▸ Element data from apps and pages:

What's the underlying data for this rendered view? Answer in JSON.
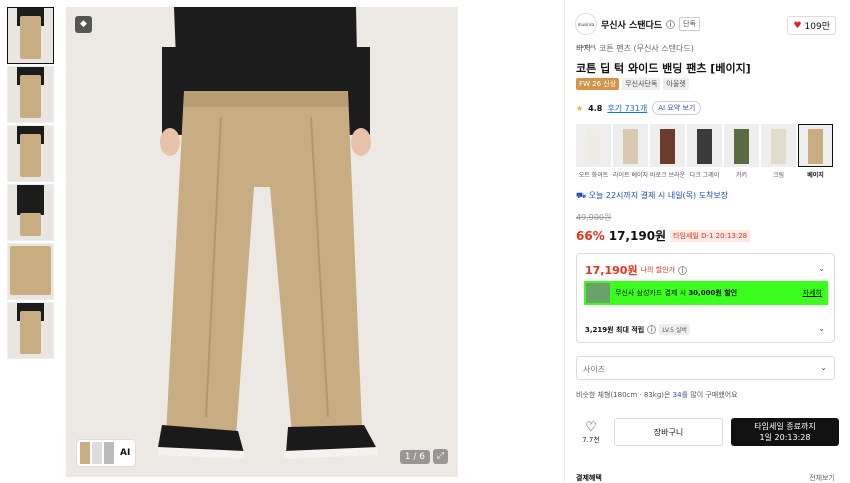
{
  "brand": {
    "logo_text": "musinsa standard",
    "name": "무신사 스탠다드",
    "badge": "단독"
  },
  "likes": "109만",
  "breadcrumb": [
    "바지",
    "코튼 팬츠 (무신사 스탠다드)"
  ],
  "product_title": "코튼 딥 턱 와이드 밴딩 팬츠 [베이지]",
  "tags": [
    "FW 26 신상",
    "무신사단독",
    "아울렛"
  ],
  "rating": {
    "score": "4.8",
    "reviews": "후기 731개",
    "ai_summary": "AI 요약 보기"
  },
  "swatches": [
    {
      "label": "오트 화이트",
      "color": "#efece6"
    },
    {
      "label": "라이트 베이지",
      "color": "#d7cab0"
    },
    {
      "label": "바로크 브라운",
      "color": "#6b3b2c"
    },
    {
      "label": "다크 그레이",
      "color": "#3a3a3a"
    },
    {
      "label": "카키",
      "color": "#5b6b3f"
    },
    {
      "label": "크림",
      "color": "#e3dccb"
    },
    {
      "label": "베이지",
      "color": "#c8ad83"
    }
  ],
  "delivery": "오늘 22시까지 결제 시 내일(목) 도착보장",
  "price": {
    "original": "49,900원",
    "discount": "66%",
    "current": "17,190원",
    "timesale": "타임세일 D-1 20:13:28"
  },
  "my_price": {
    "value": "17,190원",
    "label": "나의 할인가"
  },
  "card_promo": {
    "text_prefix": "무신사 삼성카드 결제 시 ",
    "text_bold": "30,000원 할인",
    "more": "자세히"
  },
  "points": {
    "value": "3,219원 최대 적립",
    "level": "LV.5 실버"
  },
  "size_select": {
    "placeholder": "사이즈"
  },
  "similar_fit": {
    "prefix": "비슷한 체형(180cm · 83kg)은 ",
    "num": "34",
    "suffix": "를 많이 구매했어요"
  },
  "wish_count": "7.7천",
  "cart_label": "장바구니",
  "buy": {
    "line1": "타임세일 종료까지",
    "line2": "1일 20:13:28"
  },
  "payment": {
    "label": "결제혜택",
    "all": "전체보기"
  },
  "hero": {
    "counter": "1 / 6",
    "ai_label": "AI"
  },
  "colors": {
    "accent_red": "#e8311a",
    "card_green": "#3cff20",
    "pants": "#c8ad83"
  }
}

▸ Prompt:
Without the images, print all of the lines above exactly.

▸ Output:
What's the underlying data for this rendered view? Answer in JSON.
{
  "brand": {
    "logo_text": "musinsa standard",
    "name": "무신사 스탠다드",
    "badge": "단독"
  },
  "likes": "109만",
  "breadcrumb": [
    "바지",
    "코튼 팬츠 (무신사 스탠다드)"
  ],
  "product_title": "코튼 딥 턱 와이드 밴딩 팬츠 [베이지]",
  "tags": [
    "FW 26 신상",
    "무신사단독",
    "아울렛"
  ],
  "rating": {
    "score": "4.8",
    "reviews": "후기 731개",
    "ai_summary": "AI 요약 보기"
  },
  "swatches": [
    {
      "label": "오트 화이트",
      "color": "#efece6"
    },
    {
      "label": "라이트 베이지",
      "color": "#d7cab0"
    },
    {
      "label": "바로크 브라운",
      "color": "#6b3b2c"
    },
    {
      "label": "다크 그레이",
      "color": "#3a3a3a"
    },
    {
      "label": "카키",
      "color": "#5b6b3f"
    },
    {
      "label": "크림",
      "color": "#e3dccb"
    },
    {
      "label": "베이지",
      "color": "#c8ad83"
    }
  ],
  "delivery": "오늘 22시까지 결제 시 내일(목) 도착보장",
  "price": {
    "original": "49,900원",
    "discount": "66%",
    "current": "17,190원",
    "timesale": "타임세일 D-1 20:13:28"
  },
  "my_price": {
    "value": "17,190원",
    "label": "나의 할인가"
  },
  "card_promo": {
    "text_prefix": "무신사 삼성카드 결제 시 ",
    "text_bold": "30,000원 할인",
    "more": "자세히"
  },
  "points": {
    "value": "3,219원 최대 적립",
    "level": "LV.5 실버"
  },
  "size_select": {
    "placeholder": "사이즈"
  },
  "similar_fit": {
    "prefix": "비슷한 체형(180cm · 83kg)은 ",
    "num": "34",
    "suffix": "를 많이 구매했어요"
  },
  "wish_count": "7.7천",
  "cart_label": "장바구니",
  "buy": {
    "line1": "타임세일 종료까지",
    "line2": "1일 20:13:28"
  },
  "payment": {
    "label": "결제혜택",
    "all": "전체보기"
  },
  "hero": {
    "counter": "1 / 6",
    "ai_label": "AI"
  },
  "colors": {
    "accent_red": "#e8311a",
    "card_green": "#3cff20",
    "pants": "#c8ad83"
  }
}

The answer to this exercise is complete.